**Task to complete**
Tally the lines in the listing below that hold the string "title", and reply with that tally alone.

**Data to process**
★ ★ ★

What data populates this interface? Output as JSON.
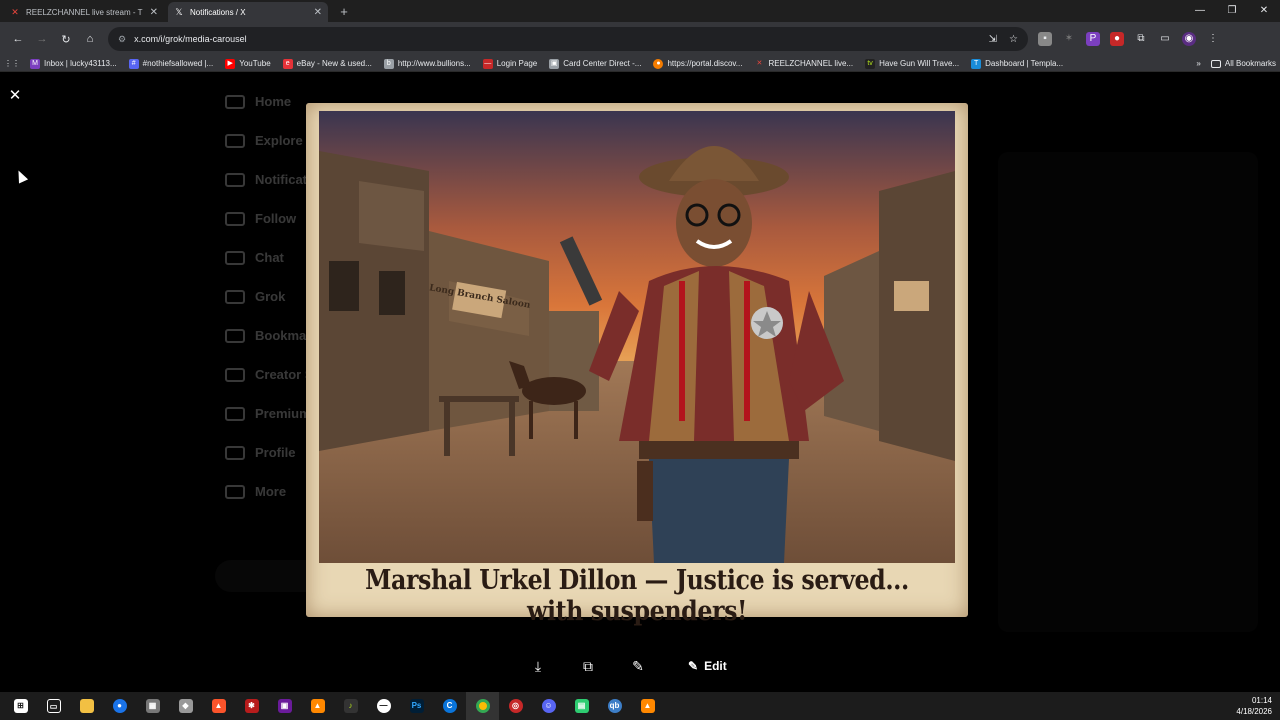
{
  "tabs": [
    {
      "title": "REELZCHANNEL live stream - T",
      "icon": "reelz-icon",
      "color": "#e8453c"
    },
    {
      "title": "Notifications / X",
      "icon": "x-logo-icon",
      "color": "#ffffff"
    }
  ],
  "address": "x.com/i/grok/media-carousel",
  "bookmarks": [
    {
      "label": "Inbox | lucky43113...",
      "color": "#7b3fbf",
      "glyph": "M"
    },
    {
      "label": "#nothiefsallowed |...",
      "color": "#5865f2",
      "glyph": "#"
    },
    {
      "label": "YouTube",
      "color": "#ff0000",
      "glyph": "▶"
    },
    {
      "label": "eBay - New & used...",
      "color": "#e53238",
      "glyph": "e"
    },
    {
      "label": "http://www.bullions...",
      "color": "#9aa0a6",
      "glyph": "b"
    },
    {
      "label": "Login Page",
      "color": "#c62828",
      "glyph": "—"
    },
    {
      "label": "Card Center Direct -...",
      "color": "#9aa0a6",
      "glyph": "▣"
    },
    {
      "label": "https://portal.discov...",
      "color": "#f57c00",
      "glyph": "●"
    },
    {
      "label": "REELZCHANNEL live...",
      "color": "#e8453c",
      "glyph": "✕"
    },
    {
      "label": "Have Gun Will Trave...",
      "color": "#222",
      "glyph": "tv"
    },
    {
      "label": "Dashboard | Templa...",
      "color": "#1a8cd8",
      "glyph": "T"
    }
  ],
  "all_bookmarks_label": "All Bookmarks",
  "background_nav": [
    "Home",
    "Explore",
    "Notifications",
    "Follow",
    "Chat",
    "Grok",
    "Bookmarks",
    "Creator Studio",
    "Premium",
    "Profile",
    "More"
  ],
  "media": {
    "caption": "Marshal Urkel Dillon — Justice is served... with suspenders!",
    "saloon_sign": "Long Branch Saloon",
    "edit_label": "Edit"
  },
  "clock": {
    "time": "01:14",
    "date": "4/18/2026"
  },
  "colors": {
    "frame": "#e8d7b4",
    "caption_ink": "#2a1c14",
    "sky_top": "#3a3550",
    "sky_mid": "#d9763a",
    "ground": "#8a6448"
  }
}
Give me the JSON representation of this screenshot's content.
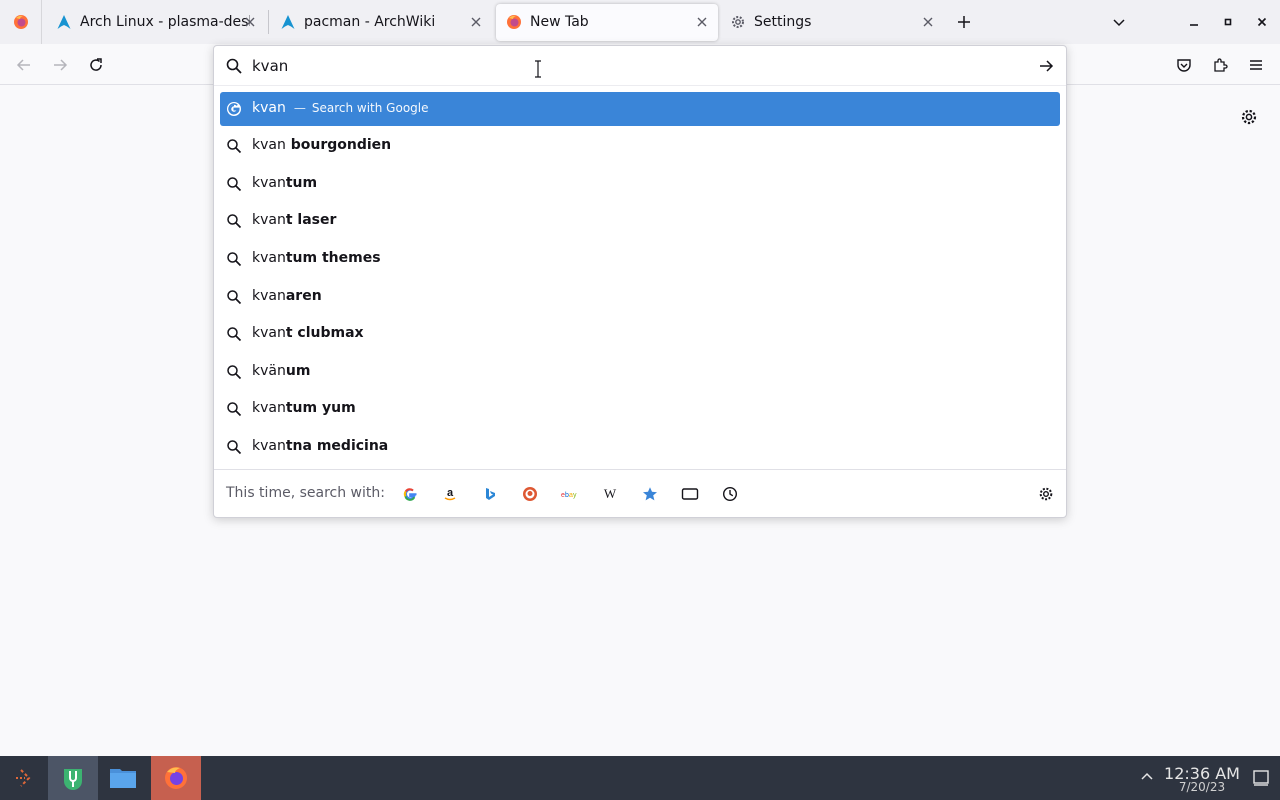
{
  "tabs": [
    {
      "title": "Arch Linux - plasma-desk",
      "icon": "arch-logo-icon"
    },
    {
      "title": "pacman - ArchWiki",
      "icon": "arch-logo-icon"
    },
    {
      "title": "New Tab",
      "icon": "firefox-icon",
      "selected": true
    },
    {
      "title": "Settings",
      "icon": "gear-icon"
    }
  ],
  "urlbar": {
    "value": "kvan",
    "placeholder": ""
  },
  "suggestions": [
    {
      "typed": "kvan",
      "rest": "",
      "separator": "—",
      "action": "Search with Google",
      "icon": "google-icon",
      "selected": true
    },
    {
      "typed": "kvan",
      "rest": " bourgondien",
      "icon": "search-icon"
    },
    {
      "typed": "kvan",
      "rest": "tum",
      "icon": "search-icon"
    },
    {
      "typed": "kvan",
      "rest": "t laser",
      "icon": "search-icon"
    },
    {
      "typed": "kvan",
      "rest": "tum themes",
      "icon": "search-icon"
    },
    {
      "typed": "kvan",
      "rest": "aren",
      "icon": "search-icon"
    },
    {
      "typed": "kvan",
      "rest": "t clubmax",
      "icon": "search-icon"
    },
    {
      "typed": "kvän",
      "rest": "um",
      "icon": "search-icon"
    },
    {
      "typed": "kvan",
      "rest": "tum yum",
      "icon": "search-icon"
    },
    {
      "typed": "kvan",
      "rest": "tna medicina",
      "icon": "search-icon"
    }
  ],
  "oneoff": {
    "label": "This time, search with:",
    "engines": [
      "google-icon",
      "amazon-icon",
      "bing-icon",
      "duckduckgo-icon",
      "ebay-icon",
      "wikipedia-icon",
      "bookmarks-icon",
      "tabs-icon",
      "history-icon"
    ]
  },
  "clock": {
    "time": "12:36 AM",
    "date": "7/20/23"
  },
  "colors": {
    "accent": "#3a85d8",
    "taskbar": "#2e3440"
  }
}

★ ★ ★

**Task answer**
6